Please retype the records that appear below, exactly and in full.
MATERIAL SHOWN: Begin
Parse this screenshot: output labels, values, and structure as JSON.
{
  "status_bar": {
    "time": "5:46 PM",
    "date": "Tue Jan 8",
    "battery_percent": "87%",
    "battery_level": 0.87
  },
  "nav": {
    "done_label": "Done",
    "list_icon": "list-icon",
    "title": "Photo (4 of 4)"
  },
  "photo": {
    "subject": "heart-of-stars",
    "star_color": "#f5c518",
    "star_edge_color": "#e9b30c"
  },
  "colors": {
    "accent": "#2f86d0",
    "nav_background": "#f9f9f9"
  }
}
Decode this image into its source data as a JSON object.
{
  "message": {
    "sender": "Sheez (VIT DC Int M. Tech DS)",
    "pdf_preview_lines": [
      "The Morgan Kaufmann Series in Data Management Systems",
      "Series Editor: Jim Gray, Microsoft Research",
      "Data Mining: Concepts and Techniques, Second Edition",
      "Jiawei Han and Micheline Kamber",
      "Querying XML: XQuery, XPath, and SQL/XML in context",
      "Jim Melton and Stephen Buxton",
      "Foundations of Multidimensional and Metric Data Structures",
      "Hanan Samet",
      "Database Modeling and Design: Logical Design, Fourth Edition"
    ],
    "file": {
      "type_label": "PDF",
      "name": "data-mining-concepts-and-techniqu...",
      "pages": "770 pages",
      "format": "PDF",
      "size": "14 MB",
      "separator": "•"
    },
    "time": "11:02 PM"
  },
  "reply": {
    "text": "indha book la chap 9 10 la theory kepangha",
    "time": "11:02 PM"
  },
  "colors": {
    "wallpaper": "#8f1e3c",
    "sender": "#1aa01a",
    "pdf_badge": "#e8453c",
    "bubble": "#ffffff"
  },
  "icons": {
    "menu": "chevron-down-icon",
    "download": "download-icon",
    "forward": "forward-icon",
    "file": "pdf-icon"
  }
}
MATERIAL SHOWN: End
◆ **EXERCISE RESULT**
Parse this screenshot: output labels, values, and structure as JSON.
{
  "status_bar": {
    "time": "5:46 PM",
    "date": "Tue Jan 8",
    "battery_percent": "87%",
    "battery_level": 0.87
  },
  "nav": {
    "done_label": "Done",
    "list_icon": "list-icon",
    "title": "Photo (4 of 4)"
  },
  "photo": {
    "subject": "heart-of-stars",
    "star_color": "#f5c518",
    "star_edge_color": "#e9b30c"
  },
  "colors": {
    "accent": "#2f86d0",
    "nav_background": "#f9f9f9"
  }
}
Decode this image into its source data as a JSON object.
{
  "message": {
    "sender": "Sheez (VIT DC Int M. Tech DS)",
    "pdf_preview_lines": [
      "The Morgan Kaufmann Series in Data Management Systems",
      "Series Editor: Jim Gray, Microsoft Research",
      "Data Mining: Concepts and Techniques, Second Edition",
      "Jiawei Han and Micheline Kamber",
      "Querying XML: XQuery, XPath, and SQL/XML in context",
      "Jim Melton and Stephen Buxton",
      "Foundations of Multidimensional and Metric Data Structures",
      "Hanan Samet",
      "Database Modeling and Design: Logical Design, Fourth Edition"
    ],
    "file": {
      "type_label": "PDF",
      "name": "data-mining-concepts-and-techniqu...",
      "pages": "770 pages",
      "format": "PDF",
      "size": "14 MB",
      "separator": "•"
    },
    "time": "11:02 PM"
  },
  "reply": {
    "text": "indha book la chap 9 10 la theory kepangha",
    "time": "11:02 PM"
  },
  "colors": {
    "wallpaper": "#8f1e3c",
    "sender": "#1aa01a",
    "pdf_badge": "#e8453c",
    "bubble": "#ffffff"
  },
  "icons": {
    "menu": "chevron-down-icon",
    "download": "download-icon",
    "forward": "forward-icon",
    "file": "pdf-icon"
  }
}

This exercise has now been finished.